**Problem to solve**
Copy all entries exactly.

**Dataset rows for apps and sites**
--------------------
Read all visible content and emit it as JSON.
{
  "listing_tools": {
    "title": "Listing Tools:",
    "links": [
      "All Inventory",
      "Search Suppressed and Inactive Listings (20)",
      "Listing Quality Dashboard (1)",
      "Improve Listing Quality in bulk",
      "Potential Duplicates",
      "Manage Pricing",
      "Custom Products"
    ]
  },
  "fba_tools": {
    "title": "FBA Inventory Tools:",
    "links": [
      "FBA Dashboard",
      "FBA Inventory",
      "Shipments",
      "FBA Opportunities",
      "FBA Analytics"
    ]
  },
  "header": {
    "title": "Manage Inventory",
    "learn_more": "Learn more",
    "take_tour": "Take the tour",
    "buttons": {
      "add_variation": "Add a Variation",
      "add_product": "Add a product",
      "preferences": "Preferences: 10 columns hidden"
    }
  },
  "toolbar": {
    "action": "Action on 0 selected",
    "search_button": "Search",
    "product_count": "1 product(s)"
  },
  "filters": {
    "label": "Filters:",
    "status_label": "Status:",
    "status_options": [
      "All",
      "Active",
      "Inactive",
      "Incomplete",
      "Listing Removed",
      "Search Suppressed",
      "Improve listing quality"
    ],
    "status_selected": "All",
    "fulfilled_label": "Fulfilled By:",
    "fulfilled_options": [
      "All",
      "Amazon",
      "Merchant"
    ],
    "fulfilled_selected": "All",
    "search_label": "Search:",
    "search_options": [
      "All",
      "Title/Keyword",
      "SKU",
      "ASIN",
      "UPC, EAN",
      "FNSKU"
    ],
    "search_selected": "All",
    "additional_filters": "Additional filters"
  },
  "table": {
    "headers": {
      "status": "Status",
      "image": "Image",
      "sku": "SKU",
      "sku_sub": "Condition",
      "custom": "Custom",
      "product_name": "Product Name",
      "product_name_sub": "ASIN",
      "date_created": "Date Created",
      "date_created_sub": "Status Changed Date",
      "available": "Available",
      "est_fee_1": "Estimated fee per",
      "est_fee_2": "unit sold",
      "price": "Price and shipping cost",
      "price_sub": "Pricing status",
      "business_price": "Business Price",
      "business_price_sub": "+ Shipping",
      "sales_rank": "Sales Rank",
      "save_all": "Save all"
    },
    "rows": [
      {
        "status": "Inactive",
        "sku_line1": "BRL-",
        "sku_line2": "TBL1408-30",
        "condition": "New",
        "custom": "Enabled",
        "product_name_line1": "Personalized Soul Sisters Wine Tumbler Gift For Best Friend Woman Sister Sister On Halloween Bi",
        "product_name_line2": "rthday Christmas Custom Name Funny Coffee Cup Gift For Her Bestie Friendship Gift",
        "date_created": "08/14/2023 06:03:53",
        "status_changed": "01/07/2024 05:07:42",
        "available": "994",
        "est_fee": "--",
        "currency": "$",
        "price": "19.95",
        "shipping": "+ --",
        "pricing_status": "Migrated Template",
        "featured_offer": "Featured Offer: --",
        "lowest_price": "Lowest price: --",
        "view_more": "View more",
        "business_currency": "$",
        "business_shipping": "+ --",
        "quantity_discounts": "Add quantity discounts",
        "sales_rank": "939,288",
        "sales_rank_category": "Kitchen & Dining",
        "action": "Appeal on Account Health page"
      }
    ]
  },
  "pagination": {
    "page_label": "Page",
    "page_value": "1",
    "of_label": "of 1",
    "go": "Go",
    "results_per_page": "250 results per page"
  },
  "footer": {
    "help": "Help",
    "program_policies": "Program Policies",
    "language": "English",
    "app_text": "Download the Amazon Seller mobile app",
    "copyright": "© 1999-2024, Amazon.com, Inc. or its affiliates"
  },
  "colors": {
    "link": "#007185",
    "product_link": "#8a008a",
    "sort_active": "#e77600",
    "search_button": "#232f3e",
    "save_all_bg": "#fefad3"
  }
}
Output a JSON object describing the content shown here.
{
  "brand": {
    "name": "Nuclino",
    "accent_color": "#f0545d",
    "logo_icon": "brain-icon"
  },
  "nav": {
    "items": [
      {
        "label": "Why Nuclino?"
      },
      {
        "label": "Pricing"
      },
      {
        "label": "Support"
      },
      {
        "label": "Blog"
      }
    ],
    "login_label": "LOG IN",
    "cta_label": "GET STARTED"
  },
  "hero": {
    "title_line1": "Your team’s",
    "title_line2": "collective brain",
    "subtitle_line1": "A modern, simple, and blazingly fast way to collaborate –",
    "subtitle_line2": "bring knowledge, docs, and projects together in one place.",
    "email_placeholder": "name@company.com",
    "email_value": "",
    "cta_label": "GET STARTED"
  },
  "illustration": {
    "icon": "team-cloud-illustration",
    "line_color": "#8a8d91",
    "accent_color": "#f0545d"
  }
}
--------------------
**Result of this task**
Read all visible content and emit it as JSON.
{
  "listing_tools": {
    "title": "Listing Tools:",
    "links": [
      "All Inventory",
      "Search Suppressed and Inactive Listings (20)",
      "Listing Quality Dashboard (1)",
      "Improve Listing Quality in bulk",
      "Potential Duplicates",
      "Manage Pricing",
      "Custom Products"
    ]
  },
  "fba_tools": {
    "title": "FBA Inventory Tools:",
    "links": [
      "FBA Dashboard",
      "FBA Inventory",
      "Shipments",
      "FBA Opportunities",
      "FBA Analytics"
    ]
  },
  "header": {
    "title": "Manage Inventory",
    "learn_more": "Learn more",
    "take_tour": "Take the tour",
    "buttons": {
      "add_variation": "Add a Variation",
      "add_product": "Add a product",
      "preferences": "Preferences: 10 columns hidden"
    }
  },
  "toolbar": {
    "action": "Action on 0 selected",
    "search_button": "Search",
    "product_count": "1 product(s)"
  },
  "filters": {
    "label": "Filters:",
    "status_label": "Status:",
    "status_options": [
      "All",
      "Active",
      "Inactive",
      "Incomplete",
      "Listing Removed",
      "Search Suppressed",
      "Improve listing quality"
    ],
    "status_selected": "All",
    "fulfilled_label": "Fulfilled By:",
    "fulfilled_options": [
      "All",
      "Amazon",
      "Merchant"
    ],
    "fulfilled_selected": "All",
    "search_label": "Search:",
    "search_options": [
      "All",
      "Title/Keyword",
      "SKU",
      "ASIN",
      "UPC, EAN",
      "FNSKU"
    ],
    "search_selected": "All",
    "additional_filters": "Additional filters"
  },
  "table": {
    "headers": {
      "status": "Status",
      "image": "Image",
      "sku": "SKU",
      "sku_sub": "Condition",
      "custom": "Custom",
      "product_name": "Product Name",
      "product_name_sub": "ASIN",
      "date_created": "Date Created",
      "date_created_sub": "Status Changed Date",
      "available": "Available",
      "est_fee_1": "Estimated fee per",
      "est_fee_2": "unit sold",
      "price": "Price and shipping cost",
      "price_sub": "Pricing status",
      "business_price": "Business Price",
      "business_price_sub": "+ Shipping",
      "sales_rank": "Sales Rank",
      "save_all": "Save all"
    },
    "rows": [
      {
        "status": "Inactive",
        "sku_line1": "BRL-",
        "sku_line2": "TBL1408-30",
        "condition": "New",
        "custom": "Enabled",
        "product_name_line1": "Personalized Soul Sisters Wine Tumbler Gift For Best Friend Woman Sister Sister On Halloween Bi",
        "product_name_line2": "rthday Christmas Custom Name Funny Coffee Cup Gift For Her Bestie Friendship Gift",
        "date_created": "08/14/2023 06:03:53",
        "status_changed": "01/07/2024 05:07:42",
        "available": "994",
        "est_fee": "--",
        "currency": "$",
        "price": "19.95",
        "shipping": "+ --",
        "pricing_status": "Migrated Template",
        "featured_offer": "Featured Offer: --",
        "lowest_price": "Lowest price: --",
        "view_more": "View more",
        "business_currency": "$",
        "business_shipping": "+ --",
        "quantity_discounts": "Add quantity discounts",
        "sales_rank": "939,288",
        "sales_rank_category": "Kitchen & Dining",
        "action": "Appeal on Account Health page"
      }
    ]
  },
  "pagination": {
    "page_label": "Page",
    "page_value": "1",
    "of_label": "of 1",
    "go": "Go",
    "results_per_page": "250 results per page"
  },
  "footer": {
    "help": "Help",
    "program_policies": "Program Policies",
    "language": "English",
    "app_text": "Download the Amazon Seller mobile app",
    "copyright": "© 1999-2024, Amazon.com, Inc. or its affiliates"
  },
  "colors": {
    "link": "#007185",
    "product_link": "#8a008a",
    "sort_active": "#e77600",
    "search_button": "#232f3e",
    "save_all_bg": "#fefad3"
  }
}
Output a JSON object describing the content shown here.
{
  "brand": {
    "name": "Nuclino",
    "accent_color": "#f0545d",
    "logo_icon": "brain-icon"
  },
  "nav": {
    "items": [
      {
        "label": "Why Nuclino?"
      },
      {
        "label": "Pricing"
      },
      {
        "label": "Support"
      },
      {
        "label": "Blog"
      }
    ],
    "login_label": "LOG IN",
    "cta_label": "GET STARTED"
  },
  "hero": {
    "title_line1": "Your team’s",
    "title_line2": "collective brain",
    "subtitle_line1": "A modern, simple, and blazingly fast way to collaborate –",
    "subtitle_line2": "bring knowledge, docs, and projects together in one place.",
    "email_placeholder": "name@company.com",
    "email_value": "",
    "cta_label": "GET STARTED"
  },
  "illustration": {
    "icon": "team-cloud-illustration",
    "line_color": "#8a8d91",
    "accent_color": "#f0545d"
  }
}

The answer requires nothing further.